Can Mental Health Disorders Be Classified As A Disability In Australia?

is mental illness a disability

Over the last few years, we’ve made some pretty good progress when it comes to discussing mental health. People are now feeling much more empowered to discuss mental health issues, whether they be public figures with large platforms, or ordinary people in their own personal lives. This has really helped to break down some of the stigmas that had previously been associated with mental health conditions.

While this growing acceptance of mental health as a normal, everyday concern is overwhelmingly a good thing, it does raise questions about which conditions are categorised as disability, and which aren’t. And with NDIS being such an important safety net for many people with disability to rely on, it’s important to know if a mental disorder qualifies you for financial support.

So, Is Mental Illness a Disability?

As we’ve alluded to, it depends on a few factors, including the diagnosis, your personal circumstances, and how severely your diagnosis affects your ability to participate in daily life. Once a mental health problem becomes severe enough that it has a significant impact on your life, it is then considered to be a psychosocial disability.

Mental health diagnoses that can potentially fall into the category of psychosocial disability may include:

  • Bipolar disorder
  • Obsessive-compulsive disorder
  • Anxiety disorders
  • Personality disorders
  • Psychotic disorders
  • Major depressive disorder
  • Autism spectrum disorder
  • Impulse-control disorders
  • Substance use disorder

As mentioned, any of these diagnoses is not necessarily enough by itself to be considered a psychosocial disability. In order to be eligible for funding through the NDIS, a psychosocial disability assessment must be carried out.

What Is a Psychosocial Disability Assessment?

Psychosocial Disability Assessment

This assessment is carried out through consultation with a mental health professional. It looks at your mental health diagnosis and your social life as a whole. This kind of holistic approach helps to determine what impact your mental health diagnosis has on your ability to engage with your community as well as participate in daily activities such as work, self-care, shopping and other aspects of everyday life.

As well as being used to determine if your mental health diagnosis qualifies as a psychosocial disability, these functional assessments also seek to improve your care and help you achieve your health and social goals.
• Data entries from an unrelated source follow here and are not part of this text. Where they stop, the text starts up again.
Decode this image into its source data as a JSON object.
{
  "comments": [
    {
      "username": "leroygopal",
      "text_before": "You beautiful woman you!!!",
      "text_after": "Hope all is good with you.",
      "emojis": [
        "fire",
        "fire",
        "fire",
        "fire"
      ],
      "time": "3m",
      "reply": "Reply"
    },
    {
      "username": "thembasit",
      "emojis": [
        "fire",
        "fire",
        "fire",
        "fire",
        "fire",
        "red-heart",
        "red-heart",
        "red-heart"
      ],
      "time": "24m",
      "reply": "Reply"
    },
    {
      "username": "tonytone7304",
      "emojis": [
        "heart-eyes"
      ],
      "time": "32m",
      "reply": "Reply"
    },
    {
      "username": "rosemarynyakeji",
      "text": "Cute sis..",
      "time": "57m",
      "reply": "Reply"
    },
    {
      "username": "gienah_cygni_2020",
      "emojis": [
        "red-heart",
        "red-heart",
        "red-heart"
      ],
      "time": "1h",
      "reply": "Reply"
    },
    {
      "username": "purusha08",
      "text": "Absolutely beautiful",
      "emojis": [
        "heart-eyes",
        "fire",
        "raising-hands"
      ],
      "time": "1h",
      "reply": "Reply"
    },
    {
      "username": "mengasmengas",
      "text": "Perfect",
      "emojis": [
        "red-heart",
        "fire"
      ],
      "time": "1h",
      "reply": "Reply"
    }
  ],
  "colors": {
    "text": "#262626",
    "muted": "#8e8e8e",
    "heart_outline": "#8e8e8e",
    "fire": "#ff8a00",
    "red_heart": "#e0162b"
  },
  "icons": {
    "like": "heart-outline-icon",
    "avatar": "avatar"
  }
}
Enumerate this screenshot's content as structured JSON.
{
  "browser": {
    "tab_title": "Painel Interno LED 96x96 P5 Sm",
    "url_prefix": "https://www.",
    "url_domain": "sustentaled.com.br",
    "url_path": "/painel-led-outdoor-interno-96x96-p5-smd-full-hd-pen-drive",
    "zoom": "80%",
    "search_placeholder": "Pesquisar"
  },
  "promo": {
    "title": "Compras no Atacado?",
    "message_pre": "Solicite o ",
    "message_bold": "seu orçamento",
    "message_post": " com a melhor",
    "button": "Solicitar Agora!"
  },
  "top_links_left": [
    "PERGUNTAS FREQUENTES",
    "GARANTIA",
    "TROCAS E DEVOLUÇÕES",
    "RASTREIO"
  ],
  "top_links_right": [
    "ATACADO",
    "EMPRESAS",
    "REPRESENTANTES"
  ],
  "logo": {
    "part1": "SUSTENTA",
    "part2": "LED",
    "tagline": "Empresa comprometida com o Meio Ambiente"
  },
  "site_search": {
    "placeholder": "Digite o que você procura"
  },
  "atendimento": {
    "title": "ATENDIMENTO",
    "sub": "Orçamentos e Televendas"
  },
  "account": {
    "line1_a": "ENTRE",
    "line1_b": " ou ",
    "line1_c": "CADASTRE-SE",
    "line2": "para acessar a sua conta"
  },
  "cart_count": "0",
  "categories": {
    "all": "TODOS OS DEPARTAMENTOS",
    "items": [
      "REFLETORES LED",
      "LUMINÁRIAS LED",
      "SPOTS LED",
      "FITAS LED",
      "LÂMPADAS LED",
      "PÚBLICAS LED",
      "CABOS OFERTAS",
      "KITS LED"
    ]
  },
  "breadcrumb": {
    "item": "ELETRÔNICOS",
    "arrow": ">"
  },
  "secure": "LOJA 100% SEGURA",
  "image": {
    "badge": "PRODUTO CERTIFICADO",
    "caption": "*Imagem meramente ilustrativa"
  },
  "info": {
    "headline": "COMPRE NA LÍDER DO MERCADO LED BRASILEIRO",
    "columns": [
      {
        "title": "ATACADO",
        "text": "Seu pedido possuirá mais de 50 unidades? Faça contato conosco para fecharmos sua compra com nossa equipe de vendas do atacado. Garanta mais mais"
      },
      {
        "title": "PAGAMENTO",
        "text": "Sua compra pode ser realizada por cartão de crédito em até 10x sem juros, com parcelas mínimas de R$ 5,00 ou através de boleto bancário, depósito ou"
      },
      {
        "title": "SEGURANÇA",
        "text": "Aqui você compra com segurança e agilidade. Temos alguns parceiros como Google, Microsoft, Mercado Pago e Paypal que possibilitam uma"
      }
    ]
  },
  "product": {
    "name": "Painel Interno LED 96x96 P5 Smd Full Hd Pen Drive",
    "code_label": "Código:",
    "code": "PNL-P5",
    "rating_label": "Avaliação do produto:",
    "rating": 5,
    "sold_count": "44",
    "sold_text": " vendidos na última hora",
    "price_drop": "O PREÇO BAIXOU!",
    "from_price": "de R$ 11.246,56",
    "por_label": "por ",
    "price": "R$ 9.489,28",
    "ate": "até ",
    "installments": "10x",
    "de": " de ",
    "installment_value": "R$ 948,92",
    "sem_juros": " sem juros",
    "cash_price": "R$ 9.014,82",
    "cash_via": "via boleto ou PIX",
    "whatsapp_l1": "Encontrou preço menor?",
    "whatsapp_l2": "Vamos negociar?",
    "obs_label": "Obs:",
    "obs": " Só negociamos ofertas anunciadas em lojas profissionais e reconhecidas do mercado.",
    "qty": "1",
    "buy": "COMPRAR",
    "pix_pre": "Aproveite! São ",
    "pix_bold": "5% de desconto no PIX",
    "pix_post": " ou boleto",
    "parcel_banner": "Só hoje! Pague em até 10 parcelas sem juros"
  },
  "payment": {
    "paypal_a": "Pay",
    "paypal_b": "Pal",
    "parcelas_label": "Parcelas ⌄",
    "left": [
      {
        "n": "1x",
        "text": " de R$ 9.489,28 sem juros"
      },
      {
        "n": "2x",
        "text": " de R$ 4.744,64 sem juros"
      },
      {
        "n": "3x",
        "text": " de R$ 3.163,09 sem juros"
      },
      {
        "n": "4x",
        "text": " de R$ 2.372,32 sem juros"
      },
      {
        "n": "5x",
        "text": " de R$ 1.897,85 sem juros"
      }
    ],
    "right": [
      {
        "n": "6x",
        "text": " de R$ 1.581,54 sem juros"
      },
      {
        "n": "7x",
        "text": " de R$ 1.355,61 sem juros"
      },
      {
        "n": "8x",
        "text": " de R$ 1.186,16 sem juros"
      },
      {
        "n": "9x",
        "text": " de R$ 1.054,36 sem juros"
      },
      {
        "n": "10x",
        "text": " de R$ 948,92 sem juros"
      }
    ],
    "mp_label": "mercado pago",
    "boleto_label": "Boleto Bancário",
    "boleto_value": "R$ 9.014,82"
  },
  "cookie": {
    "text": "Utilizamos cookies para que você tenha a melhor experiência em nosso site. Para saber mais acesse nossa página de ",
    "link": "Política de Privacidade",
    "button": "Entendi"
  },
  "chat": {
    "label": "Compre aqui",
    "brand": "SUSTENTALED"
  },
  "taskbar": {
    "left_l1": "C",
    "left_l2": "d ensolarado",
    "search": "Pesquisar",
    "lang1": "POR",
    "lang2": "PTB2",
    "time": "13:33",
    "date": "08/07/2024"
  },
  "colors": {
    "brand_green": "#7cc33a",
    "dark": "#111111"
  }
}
What Does a Psychosocial Assessment Involve?

What Does a Psychosocial Assessment Involve

It starts with a consultation with a qualified clinician, followed by a series of tests based on the World Health Organisation disability assessment schedule’s six functional domains. These are:

  • Ability to communicate verbally, or through text or sign language
  • Ability to learn and remember new information, and use that information practically
  • Mobility and motor function
  • Self-care, including hygiene, grooming, feeding oneself, and health care.
  • Your capacity to self manage your life and take responsibility for you decisions
  • Your ability for social interaction, and to deal with feelings and emotions in a social setting, such as making friends, connecting with others, and acting within acceptable limits towards others

Ascertaining this information will usually involve an interview with a psychologist. This will help the clinician learn about your condition, your social circumstances, your background, your coping strategies and prescribed medication.

It will then involve a psychological examination. This is where physical symptoms, stress levels and behaviours are examined to determine how you are impacted by your diagnosis.

Finally, you’ll undergo a cognitive evaluation to determine how your diagnosis may be affecting your cognitive abilities. A psychologist will ask a series of questions and ask you to carry out some simple tasks to determine your focus, memory and attention capabilities.

At the end of all this, the psychologist will be able to determine how much of an impact your diagnosis is having on your life, if it qualifies as a psychosocial disability and what disability services you may be eligible for.

To read about in more depth, please read our previous blog: What Is A Psychosocial Disability Assessment.

Psychosocial Recovery Coaching

Psychosocial recovery coaching is an NDIS supported service that offers a hands-on approach to capacity building.

A psychosocial recovery coach can work with you on a one-on-one basis to empower you to improve your coping mechanisms and your decision making skills. By helping you to build your personal capacity, you will be more confident in taking control of your mental health which will therefore help you live a more enriched and fulfilling life.

Not only does a recovery coach conduct their own therapy sessions, they can also connect you with other services and supports to aid in your recovery journey. Therefore, a psychosocial recovery coach undertakes an element of support coordination as part of their role as well.

Support For Psychosocial Disability at St Jude’s

Support For Psychosocial Disability

St Jude’s disability services is a registered NDIS provider, which means we can help you to find the best psychosocial recovery coach for you. With 40 years in the industry, we are best placed to team you up with the best support services, so get in touch with us to find out more.